I am still going through my emails after returning from the desert. Here is a summary of an interesting discussion between Katsuaki Takamizawa, Arnošt Löbel, Partha Sarkar, Joe Ye and Miroslav Schonauer on how to determine the quiescent state of Revit for accessing the API from a modeless context, and some recommendations to simply avoid that entirely, since other more efficient and stream-lined interaction models end up being easier to implement and more reliable to use.
Question: I am using an external event to interact with the Revit API from a modeless dialogue.
Is there any way to find if Revit is in a busy state so that the request won't be executed right away? I would like to disable the modeless dialogue during such a busy state, so the user can clearly see when the dialogue box is usable.
Are there any events like 'begin/end the idling state' that I can use to achieve this?
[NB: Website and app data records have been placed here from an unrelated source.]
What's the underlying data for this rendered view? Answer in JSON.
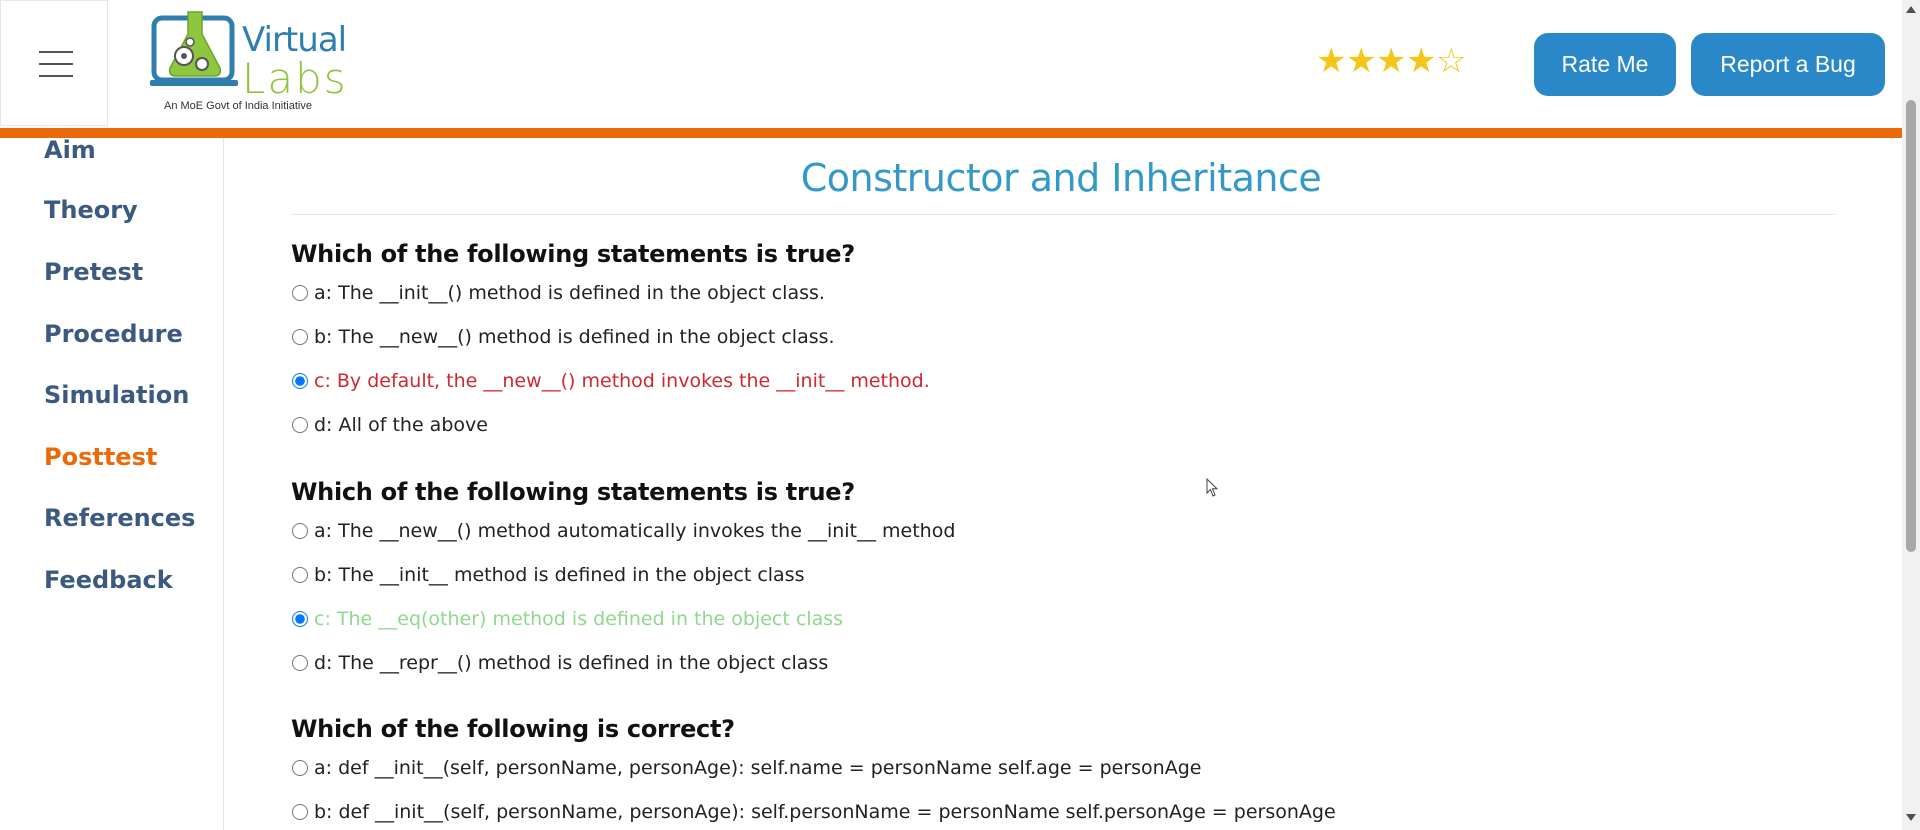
{
  "header": {
    "logo": {
      "word1": "Virtual",
      "word2": "Labs",
      "tagline": "An MoE Govt of India Initiative"
    },
    "rating": {
      "value": 4,
      "max": 5
    },
    "rate_button": "Rate Me",
    "bug_button": "Report a Bug"
  },
  "sidebar": {
    "items": [
      {
        "label": "Aim",
        "active": false
      },
      {
        "label": "Theory",
        "active": false
      },
      {
        "label": "Pretest",
        "active": false
      },
      {
        "label": "Procedure",
        "active": false
      },
      {
        "label": "Simulation",
        "active": false
      },
      {
        "label": "Posttest",
        "active": true
      },
      {
        "label": "References",
        "active": false
      },
      {
        "label": "Feedback",
        "active": false
      }
    ]
  },
  "main": {
    "title": "Constructor and Inheritance",
    "questions": [
      {
        "text": "Which of the following statements is true?",
        "options": [
          {
            "label": "a: The __init__() method is defined in the object class.",
            "checked": false,
            "state": "normal"
          },
          {
            "label": "b: The __new__() method is defined in the object class.",
            "checked": false,
            "state": "normal"
          },
          {
            "label": "c: By default, the __new__() method invokes the __init__ method.",
            "checked": true,
            "state": "wrong"
          },
          {
            "label": "d: All of the above",
            "checked": false,
            "state": "normal"
          }
        ]
      },
      {
        "text": "Which of the following statements is true?",
        "options": [
          {
            "label": "a: The __new__() method automatically invokes the __init__ method",
            "checked": false,
            "state": "normal"
          },
          {
            "label": "b: The __init__ method is defined in the object class",
            "checked": false,
            "state": "normal"
          },
          {
            "label": "c: The __eq(other) method is defined in the object class",
            "checked": true,
            "state": "right"
          },
          {
            "label": "d: The __repr__() method is defined in the object class",
            "checked": false,
            "state": "normal"
          }
        ]
      },
      {
        "text": "Which of the following is correct?",
        "options": [
          {
            "label": "a: def __init__(self, personName, personAge): self.name = personName self.age = personAge",
            "checked": false,
            "state": "normal"
          },
          {
            "label": "b: def __init__(self, personName, personAge): self.personName = personName self.personAge = personAge",
            "checked": false,
            "state": "normal"
          }
        ]
      }
    ]
  },
  "colors": {
    "accent_orange": "#ea6a0a",
    "button_blue": "#2a87c8",
    "title_blue": "#3498c8",
    "nav_text": "#3c5a80",
    "wrong_answer": "#d0282f",
    "right_answer": "#8fd98f",
    "star": "#f5c518"
  },
  "icons": {
    "menu": "hamburger-icon",
    "logo": "flask-gears-logo",
    "star_full": "star-filled-icon",
    "star_empty": "star-outline-icon"
  }
}
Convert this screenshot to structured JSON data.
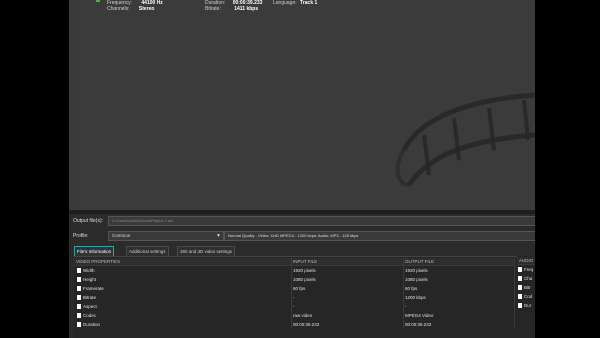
{
  "media_info": {
    "frequency_label": "Frequency:",
    "frequency_value": "44100 Hz",
    "channels_label": "Channels:",
    "channels_value": "Stereo",
    "duration_label": "Duration:",
    "duration_value": "00:00:39.233",
    "bitrate_label": "Bitrate:",
    "bitrate_value": "1411 kbps",
    "language_label": "Language:",
    "language_value": "Track 1"
  },
  "output": {
    "label": "Output file(s):",
    "path": "C:\\Users\\AAA\\Videos\\Project 1.avi"
  },
  "profile": {
    "label": "Profile:",
    "category": "Common",
    "preset": "Normal Quality - Video: XviD MPEG4 - 1200 kbps; Audio: MP3 - 128 kbps"
  },
  "tabs": [
    {
      "label": "File's Information",
      "active": true
    },
    {
      "label": "Additional settings",
      "active": false
    },
    {
      "label": "360 and 3D video settings",
      "active": false
    }
  ],
  "video_table": {
    "headers": [
      "VIDEO PROPERTIES",
      "INPUT FILE",
      "OUTPUT FILE"
    ],
    "rows": [
      {
        "prop": "Width",
        "input": "1920 pixels",
        "output": "1920 pixels"
      },
      {
        "prop": "Height",
        "input": "1080 pixels",
        "output": "1080 pixels"
      },
      {
        "prop": "Framerate",
        "input": "60 fps",
        "output": "60 fps"
      },
      {
        "prop": "Bitrate",
        "input": "-",
        "output": "1200 kbps"
      },
      {
        "prop": "Aspect",
        "input": "-",
        "output": "-"
      },
      {
        "prop": "Codec",
        "input": "raw video",
        "output": "MPEG4 Video"
      },
      {
        "prop": "Duration",
        "input": "00:00:39.233",
        "output": "00:00:39.233"
      }
    ]
  },
  "audio_table": {
    "header": "AUDIO",
    "rows": [
      "Freq",
      "Cha",
      "Bitr",
      "Cod",
      "Dur"
    ]
  },
  "colors": {
    "accent": "#2fa3a8",
    "background": "#2b2b2b"
  }
}
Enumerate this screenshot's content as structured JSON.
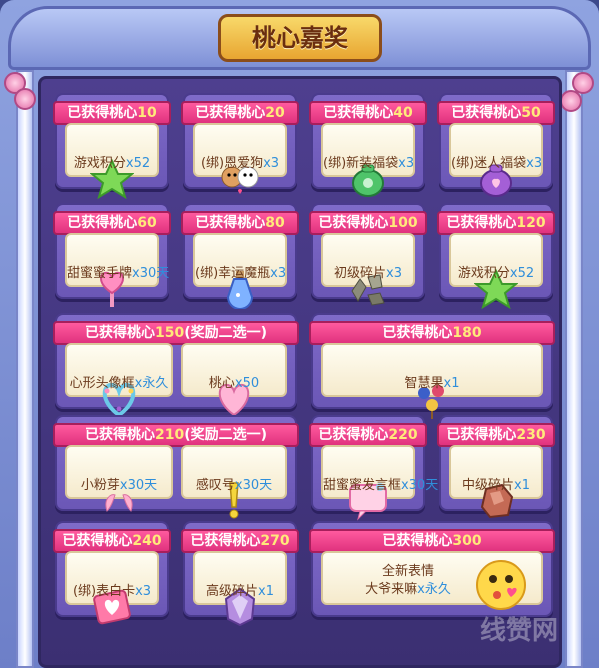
{
  "title": "桃心嘉奖",
  "rewards": [
    {
      "prefix": "已获得桃心",
      "points": "10",
      "note": "",
      "name": "游戏积分",
      "qty": "x52",
      "icon": "green-star-icon"
    },
    {
      "prefix": "已获得桃心",
      "points": "20",
      "note": "",
      "name": "(绑)恩爱狗",
      "qty": "x3",
      "icon": "couple-dogs-icon"
    },
    {
      "prefix": "已获得桃心",
      "points": "40",
      "note": "",
      "name": "(绑)新装福袋",
      "qty": "x3",
      "icon": "green-lucky-bag-icon"
    },
    {
      "prefix": "已获得桃心",
      "points": "50",
      "note": "",
      "name": "(绑)迷人福袋",
      "qty": "x3",
      "icon": "purple-lucky-bag-icon"
    },
    {
      "prefix": "已获得桃心",
      "points": "60",
      "note": "",
      "name": "甜蜜蜜手牌",
      "qty": "x30天",
      "icon": "heart-sign-icon"
    },
    {
      "prefix": "已获得桃心",
      "points": "80",
      "note": "",
      "name": "(绑)幸运魔瓶",
      "qty": "x3",
      "icon": "magic-bottle-icon"
    },
    {
      "prefix": "已获得桃心",
      "points": "100",
      "note": "",
      "name": "初级碎片",
      "qty": "x3",
      "icon": "stone-fragments-icon"
    },
    {
      "prefix": "已获得桃心",
      "points": "120",
      "note": "",
      "name": "游戏积分",
      "qty": "x52",
      "icon": "green-star-icon"
    },
    {
      "prefix": "已获得桃心",
      "points": "150",
      "note": "(奖励二选一)",
      "name": "心形头像框",
      "qty": "x永久",
      "name2": "桃心",
      "qty2": "x50",
      "icon": "heart-frame-icon",
      "icon2": "peach-heart-icon"
    },
    {
      "prefix": "已获得桃心",
      "points": "180",
      "note": "",
      "name": "智慧果",
      "qty": "x1",
      "icon": "wisdom-fruit-icon"
    },
    {
      "prefix": "已获得桃心",
      "points": "210",
      "note": "(奖励二选一)",
      "name": "小粉芽",
      "qty": "x30天",
      "name2": "感叹号",
      "qty2": "x30天",
      "icon": "pink-sprout-icon",
      "icon2": "exclamation-icon"
    },
    {
      "prefix": "已获得桃心",
      "points": "220",
      "note": "",
      "name": "甜蜜蜜发言框",
      "qty": "x30天",
      "icon": "chat-bubble-frame-icon"
    },
    {
      "prefix": "已获得桃心",
      "points": "230",
      "note": "",
      "name": "中级碎片",
      "qty": "x1",
      "icon": "red-stone-icon"
    },
    {
      "prefix": "已获得桃心",
      "points": "240",
      "note": "",
      "name": "(绑)表白卡",
      "qty": "x3",
      "icon": "love-card-icon"
    },
    {
      "prefix": "已获得桃心",
      "points": "270",
      "note": "",
      "name": "高级碎片",
      "qty": "x1",
      "icon": "purple-crystal-icon"
    },
    {
      "prefix": "已获得桃心",
      "points": "300",
      "note": "",
      "name": "全新表情",
      "line2": "大爷来嘛",
      "qty": "x永久",
      "icon": "kiss-emoji-icon"
    }
  ],
  "watermark": "线赞网"
}
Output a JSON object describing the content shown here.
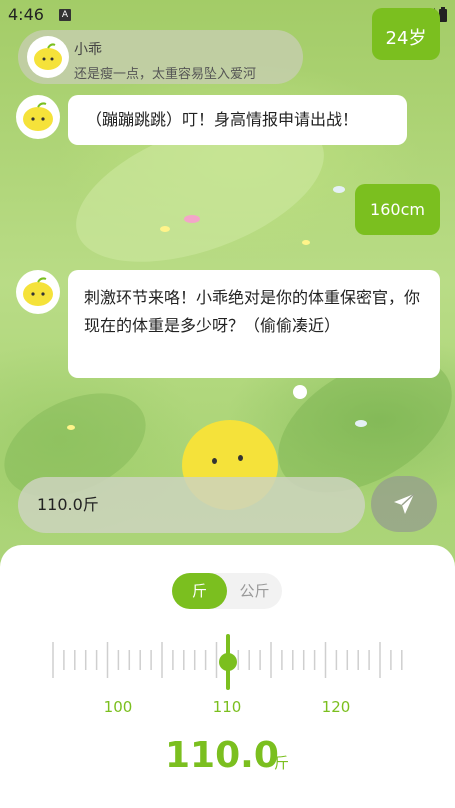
{
  "status_bar": {
    "time": "4:46",
    "indicator": "A"
  },
  "header": {
    "name": "小乖",
    "subtitle": "还是瘦一点，太重容易坠入爱河",
    "age_badge": "24岁"
  },
  "messages": [
    {
      "from": "bot",
      "text": "（蹦蹦跳跳）叮！身高情报申请出战！"
    },
    {
      "from": "user",
      "text": "160cm"
    },
    {
      "from": "bot",
      "text": "刺激环节来咯！小乖绝对是你的体重保密官，你现在的体重是多少呀？（偷偷凑近）"
    }
  ],
  "input": {
    "value": "110.0斤"
  },
  "picker": {
    "units": [
      "斤",
      "公斤"
    ],
    "selected_unit": "斤",
    "ruler_labels": [
      "100",
      "110",
      "120"
    ],
    "value": "110.0",
    "unit_suffix": "斤"
  },
  "colors": {
    "accent": "#7bbf1f",
    "bubble": "#ffffff",
    "mascot": "#f5e23a"
  },
  "icons": [
    "wifi-icon",
    "signal-icon",
    "battery-icon",
    "send-icon",
    "mascot-avatar"
  ]
}
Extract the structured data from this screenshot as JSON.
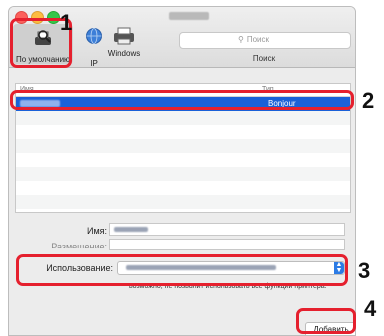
{
  "toolbar": {
    "default_label": "По умолчанию",
    "ip_label": "IP",
    "windows_label": "Windows",
    "search_placeholder": "Поиск",
    "search_caption": "Поиск"
  },
  "table": {
    "col_name": "Имя",
    "col_type": "Тип",
    "rows": [
      {
        "type": "Bonjour",
        "selected": true
      },
      {
        "type": ""
      },
      {
        "type": ""
      },
      {
        "type": ""
      },
      {
        "type": ""
      },
      {
        "type": ""
      },
      {
        "type": ""
      },
      {
        "type": ""
      }
    ]
  },
  "form": {
    "name_label": "Имя:",
    "location_label": "Размещение:",
    "use_label": "Использование:",
    "note": "возможно, не позволит использовать все функции принтера."
  },
  "add_button": "Добавить",
  "callouts": [
    "1",
    "2",
    "3",
    "4"
  ],
  "colors": {
    "callout": "#e5202e",
    "selection": "#1a61d8",
    "select_arrow": "#2c7be5"
  }
}
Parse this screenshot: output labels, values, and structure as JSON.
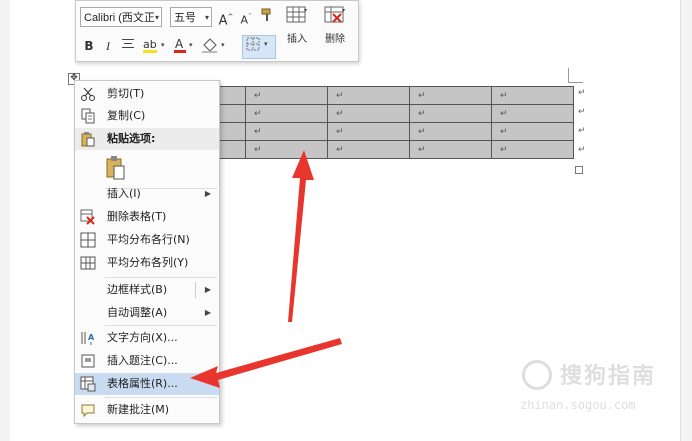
{
  "toolbar": {
    "font_name": "Calibri (西文正",
    "font_size": "五号",
    "bold": "B",
    "italic": "I",
    "grow_font": "A",
    "shrink_font": "A",
    "font_color_letter": "A",
    "insert_label": "插入",
    "delete_label": "删除"
  },
  "context_menu": {
    "cut": "剪切(T)",
    "copy": "复制(C)",
    "paste_options": "粘贴选项:",
    "insert": "插入(I)",
    "delete_table": "删除表格(T)",
    "distribute_rows": "平均分布各行(N)",
    "distribute_columns": "平均分布各列(Y)",
    "border_styles": "边框样式(B)",
    "autofit": "自动调整(A)",
    "text_direction": "文字方向(X)...",
    "insert_caption": "插入题注(C)...",
    "table_properties": "表格属性(R)...",
    "new_comment": "新建批注(M)"
  },
  "table": {
    "cell_mark": "↵",
    "rows": 4,
    "cols": 6
  },
  "watermark": {
    "text": "搜狗指南",
    "url": "zhinan.sogou.com"
  },
  "colors": {
    "highlight": "#c9dbf0",
    "arrow": "#e8362e",
    "cell_fill": "#c5c5c5",
    "font_red": "#d9261c",
    "highlighter_yellow": "#f5e21b"
  }
}
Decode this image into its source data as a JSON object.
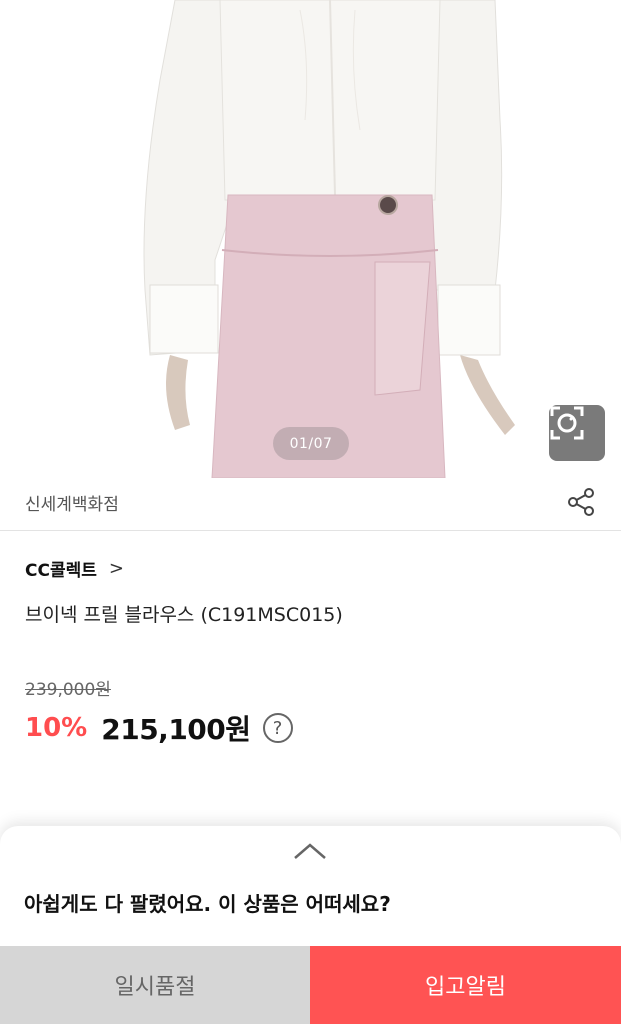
{
  "product_image": {
    "alt": "product-photo",
    "pager": "01/07"
  },
  "seller": {
    "name": "신세계백화점"
  },
  "brand": {
    "name": "CC콜렉트",
    "chevron": ">"
  },
  "product": {
    "title": "브이넥 프릴 블라우스 (C191MSC015)"
  },
  "price": {
    "original": "239,000원",
    "discount": "10%",
    "sale": "215,100원",
    "help": "?"
  },
  "sheet": {
    "message": "아쉽게도 다 팔렸어요. 이 상품은 어떠세요?",
    "soldout_label": "일시품절",
    "notify_label": "입고알림"
  },
  "colors": {
    "accent_red": "#ff4d4f",
    "notify_bg": "#ff5353",
    "soldout_bg": "#d6d6d6"
  },
  "icons": {
    "lens": "camera-lens-icon",
    "share": "share-icon",
    "handle": "chevron-up-icon"
  }
}
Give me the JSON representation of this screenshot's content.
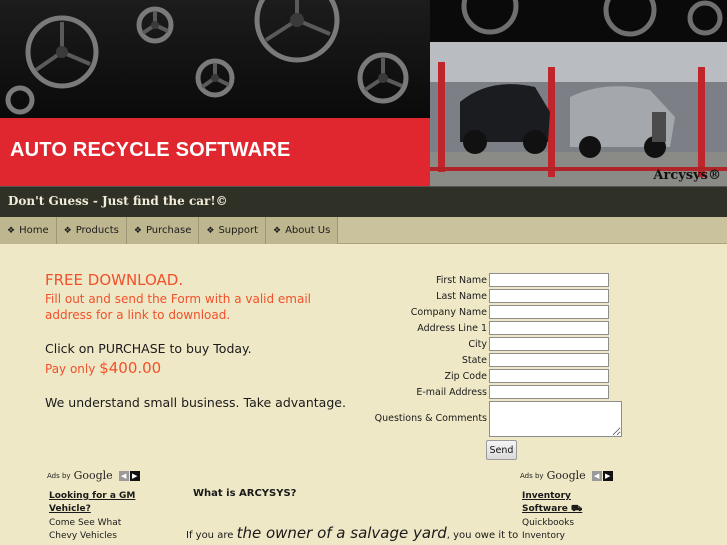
{
  "header": {
    "brand_title": "AUTO RECYCLE SOFTWARE",
    "photo_brand": "Arcysys®"
  },
  "slogan": "Don't Guess - Just find the car!©",
  "nav": {
    "items": [
      {
        "label": "Home"
      },
      {
        "label": "Products"
      },
      {
        "label": "Purchase"
      },
      {
        "label": "Support"
      },
      {
        "label": "About Us"
      }
    ]
  },
  "promo": {
    "free_download": "FREE DOWNLOAD.",
    "fill_line_1": "Fill out and send the Form with a valid email",
    "fill_line_2": "address for a link to download.",
    "click_purchase": "Click on PURCHASE to buy Today.",
    "pay_only": "Pay only",
    "price": "$400.00",
    "small_business": "We understand small business. Take advantage."
  },
  "form": {
    "fields": [
      {
        "label": "First Name",
        "value": ""
      },
      {
        "label": "Last Name",
        "value": ""
      },
      {
        "label": "Company Name",
        "value": ""
      },
      {
        "label": "Address Line 1",
        "value": ""
      },
      {
        "label": "City",
        "value": ""
      },
      {
        "label": "State",
        "value": ""
      },
      {
        "label": "Zip Code",
        "value": ""
      },
      {
        "label": "E-mail Address",
        "value": ""
      }
    ],
    "comments_label": "Questions & Comments",
    "send_label": "Send"
  },
  "ads_left": {
    "ads_by": "Ads by",
    "google": "Google",
    "link_line_1": "Looking for a GM",
    "link_line_2": "Vehicle?",
    "text_1": "Come See What",
    "text_2": "Chevy Vehicles"
  },
  "ads_right": {
    "ads_by": "Ads by",
    "google": "Google",
    "link_line_1": "Inventory",
    "link_line_2": "Software",
    "text_1": "Quickbooks",
    "text_2": "Inventory"
  },
  "main": {
    "what_is": "What is ARCYSYS?",
    "owner_pre": "If you are ",
    "owner_big": "the owner of a salvage yard",
    "owner_post": ", you owe it to"
  },
  "colors": {
    "brand_red": "#e0262f",
    "accent_orange": "#f0502a",
    "page_bg": "#efe8c7",
    "nav_bg": "#bdb68f",
    "slogan_bg": "#2f3127"
  }
}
Answer: There is no begin-end Idling state. There is just the Idling event itself. External events are executed at the same (literary) time – that means that during each internal idling event Revit executes all delegates of API Idling event and also all external events that are signalled at the same time.
The recommendation for using external events in modeless dialogues is this:
- The dialogue acquires an instance of ExternalEvent
- It remains enabled until the end user interacts with it, assuming that while the end user is doing something in the modeless dialogue he or she is unlikely working in Revit at the same time.
- After the user starts an action in the dialogue, it raises the external event and waits for its handler to be called back. At that time the dialogue's control should be disabled and remain so until the handler has been executed.
- When Revit calls the handler back, the handler does what it needs to, depending on the action requested by the dialogue user.
- After the handler completes its API calls, its controls are enabled again
- Back to step #2
This is demonstrated by the ModelessDialog ModelessForm_ExternalEvent SDK sample.
Although the Application class provides an IsQuiescent property that one would assume could be used to check if the current application is quiescent, it is unfortunately useless in Revit. It does not do anything. If an application can legally call it, it will return false. If it returns true, it means the caller calls it illegally and may not make any other API calls anyway. IsQuiescent is not thread-safe either.
We already presented a more detailed discussion on the uselessness of the Application IsQuiescent property in January 2013.
Response: Thank you for the explanations.
My modeless dialogue displays an 'Apply' button which modifies the Revit model when pressed. I would like to enable the button only if the modification may be executed right away.
If the following scenario makes sense (and unless it imposes any issue or side effect), I would like to file a wish list item for a 'begin/end the idling state' event.
- Disable the 'Apply' button.
- The application receives the 'begin idling state' event.
- Enable the 'Apply' button.
- The user then presses the 'Apply' button. The external event Raise method is called, the event handler is called and Revit model modification performed.
- The application receives the 'end idling state' event. Go back to the step 1.
Answer: As said, using Idling is probably not so great an idea for this.
There is no Begin or End event for Idling. There is only the Idling event itself. Besides, using Idling would negate the benefits of using External Events.
There is unfortunately no way in Revit API to achieve exactly what you want to do – that is, having the dialogue controls enabled only and only if Revit is ready to execute external events immediately.
Choosing the best approach depends on what the dialogue actually wants to do with Revit.
In typical scenarios, end users interact with an external modeless dialogue only when they do not do anything else In Revit at that time. That is why using External events works very well for that kind of applications. The dialogue's controls are enabled all the time except for the time between raising an external event and handling it.
You can subscribe to the Idling event and unsubscribe immediately in the event handler the first time it is called. This almost provides the functionality of a 'begin Idling' event. It also avoids the idling handler being called repeatedly, to avoid degrading system performance.
However, this still does not enable any reliable way to get 'Idling Started' and 'Idling Ended' events.
The scenario below will work to get only one Idling event that is 'quasi-Idling-started', but then you can't do anything further after that single catch – the problem is that you cannot do the reverse, i.e. cause Idling to restart again from the Idling event handler, simply because it's not running.
It therefore does not help at all in this situation, which is better addressed by using an external event. Both the Idling and external events are raised at the same time (assuming the external event has been signalled).
Summary: there is currently no way for external applications to know when their UI should be disabled and when it can be enabled based on the current state of Revit, and simple and effective alternative approaches are available to eliminate the need for this functionality.
Many thanks to everybody involved for this illuminating discussion and clarification!